<<<<
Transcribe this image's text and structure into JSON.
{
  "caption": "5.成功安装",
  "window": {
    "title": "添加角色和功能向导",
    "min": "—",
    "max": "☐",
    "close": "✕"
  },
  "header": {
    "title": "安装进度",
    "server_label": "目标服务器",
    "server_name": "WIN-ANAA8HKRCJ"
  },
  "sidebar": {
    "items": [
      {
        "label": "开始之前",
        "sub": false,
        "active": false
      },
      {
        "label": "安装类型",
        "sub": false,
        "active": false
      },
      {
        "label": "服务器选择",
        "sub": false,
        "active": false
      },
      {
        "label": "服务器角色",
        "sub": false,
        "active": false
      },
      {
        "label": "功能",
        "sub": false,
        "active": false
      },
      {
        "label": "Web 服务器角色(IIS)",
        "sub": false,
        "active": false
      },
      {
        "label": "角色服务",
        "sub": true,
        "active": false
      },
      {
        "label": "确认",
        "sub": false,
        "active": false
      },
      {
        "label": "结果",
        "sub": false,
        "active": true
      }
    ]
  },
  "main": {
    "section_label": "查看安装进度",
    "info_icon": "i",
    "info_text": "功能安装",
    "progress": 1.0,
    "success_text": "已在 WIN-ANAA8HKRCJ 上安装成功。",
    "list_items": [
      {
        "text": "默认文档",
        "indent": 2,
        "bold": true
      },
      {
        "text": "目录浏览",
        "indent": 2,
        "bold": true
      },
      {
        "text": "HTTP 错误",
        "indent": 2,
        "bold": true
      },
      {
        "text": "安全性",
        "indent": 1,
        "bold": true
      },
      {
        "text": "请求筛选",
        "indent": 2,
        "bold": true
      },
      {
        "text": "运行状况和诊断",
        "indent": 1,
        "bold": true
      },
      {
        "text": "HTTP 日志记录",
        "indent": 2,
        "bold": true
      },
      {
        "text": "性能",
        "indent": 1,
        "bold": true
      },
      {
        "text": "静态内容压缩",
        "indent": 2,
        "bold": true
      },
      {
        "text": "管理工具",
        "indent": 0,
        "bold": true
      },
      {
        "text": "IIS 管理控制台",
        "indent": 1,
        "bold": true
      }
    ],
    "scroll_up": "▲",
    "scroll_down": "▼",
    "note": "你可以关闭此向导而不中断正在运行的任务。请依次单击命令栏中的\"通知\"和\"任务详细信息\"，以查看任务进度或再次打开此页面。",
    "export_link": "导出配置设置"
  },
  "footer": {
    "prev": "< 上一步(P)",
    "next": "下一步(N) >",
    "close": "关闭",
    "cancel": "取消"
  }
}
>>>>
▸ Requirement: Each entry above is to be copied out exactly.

▸ Response to the task:
Transcribe this image's text and structure into JSON.
{
  "caption": "5.成功安装",
  "window": {
    "title": "添加角色和功能向导",
    "min": "—",
    "max": "☐",
    "close": "✕"
  },
  "header": {
    "title": "安装进度",
    "server_label": "目标服务器",
    "server_name": "WIN-ANAA8HKRCJ"
  },
  "sidebar": {
    "items": [
      {
        "label": "开始之前",
        "sub": false,
        "active": false
      },
      {
        "label": "安装类型",
        "sub": false,
        "active": false
      },
      {
        "label": "服务器选择",
        "sub": false,
        "active": false
      },
      {
        "label": "服务器角色",
        "sub": false,
        "active": false
      },
      {
        "label": "功能",
        "sub": false,
        "active": false
      },
      {
        "label": "Web 服务器角色(IIS)",
        "sub": false,
        "active": false
      },
      {
        "label": "角色服务",
        "sub": true,
        "active": false
      },
      {
        "label": "确认",
        "sub": false,
        "active": false
      },
      {
        "label": "结果",
        "sub": false,
        "active": true
      }
    ]
  },
  "main": {
    "section_label": "查看安装进度",
    "info_icon": "i",
    "info_text": "功能安装",
    "progress": 1.0,
    "success_text": "已在 WIN-ANAA8HKRCJ 上安装成功。",
    "list_items": [
      {
        "text": "默认文档",
        "indent": 2,
        "bold": true
      },
      {
        "text": "目录浏览",
        "indent": 2,
        "bold": true
      },
      {
        "text": "HTTP 错误",
        "indent": 2,
        "bold": true
      },
      {
        "text": "安全性",
        "indent": 1,
        "bold": true
      },
      {
        "text": "请求筛选",
        "indent": 2,
        "bold": true
      },
      {
        "text": "运行状况和诊断",
        "indent": 1,
        "bold": true
      },
      {
        "text": "HTTP 日志记录",
        "indent": 2,
        "bold": true
      },
      {
        "text": "性能",
        "indent": 1,
        "bold": true
      },
      {
        "text": "静态内容压缩",
        "indent": 2,
        "bold": true
      },
      {
        "text": "管理工具",
        "indent": 0,
        "bold": true
      },
      {
        "text": "IIS 管理控制台",
        "indent": 1,
        "bold": true
      }
    ],
    "scroll_up": "▲",
    "scroll_down": "▼",
    "note": "你可以关闭此向导而不中断正在运行的任务。请依次单击命令栏中的\"通知\"和\"任务详细信息\"，以查看任务进度或再次打开此页面。",
    "export_link": "导出配置设置"
  },
  "footer": {
    "prev": "< 上一步(P)",
    "next": "下一步(N) >",
    "close": "关闭",
    "cancel": "取消"
  }
}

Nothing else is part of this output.